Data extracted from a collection

Segment Open

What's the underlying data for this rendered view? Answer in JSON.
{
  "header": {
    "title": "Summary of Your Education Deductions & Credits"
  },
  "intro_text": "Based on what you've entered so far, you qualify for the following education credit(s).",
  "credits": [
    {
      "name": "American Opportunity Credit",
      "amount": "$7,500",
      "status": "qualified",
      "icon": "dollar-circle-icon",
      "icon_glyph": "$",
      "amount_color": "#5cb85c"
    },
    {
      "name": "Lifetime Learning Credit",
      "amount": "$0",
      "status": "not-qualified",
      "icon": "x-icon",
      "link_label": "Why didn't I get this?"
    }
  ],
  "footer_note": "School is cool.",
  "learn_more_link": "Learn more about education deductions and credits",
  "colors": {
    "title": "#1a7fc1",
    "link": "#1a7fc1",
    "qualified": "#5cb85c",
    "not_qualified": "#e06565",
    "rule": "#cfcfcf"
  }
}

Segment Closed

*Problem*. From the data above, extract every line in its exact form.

*Exercise response*.
What's the underlying data for this rendered view? Answer in JSON.
{
  "header": {
    "title": "Summary of Your Education Deductions & Credits"
  },
  "intro_text": "Based on what you've entered so far, you qualify for the following education credit(s).",
  "credits": [
    {
      "name": "American Opportunity Credit",
      "amount": "$7,500",
      "status": "qualified",
      "icon": "dollar-circle-icon",
      "icon_glyph": "$",
      "amount_color": "#5cb85c"
    },
    {
      "name": "Lifetime Learning Credit",
      "amount": "$0",
      "status": "not-qualified",
      "icon": "x-icon",
      "link_label": "Why didn't I get this?"
    }
  ],
  "footer_note": "School is cool.",
  "learn_more_link": "Learn more about education deductions and credits",
  "colors": {
    "title": "#1a7fc1",
    "link": "#1a7fc1",
    "qualified": "#5cb85c",
    "not_qualified": "#e06565",
    "rule": "#cfcfcf"
  }
}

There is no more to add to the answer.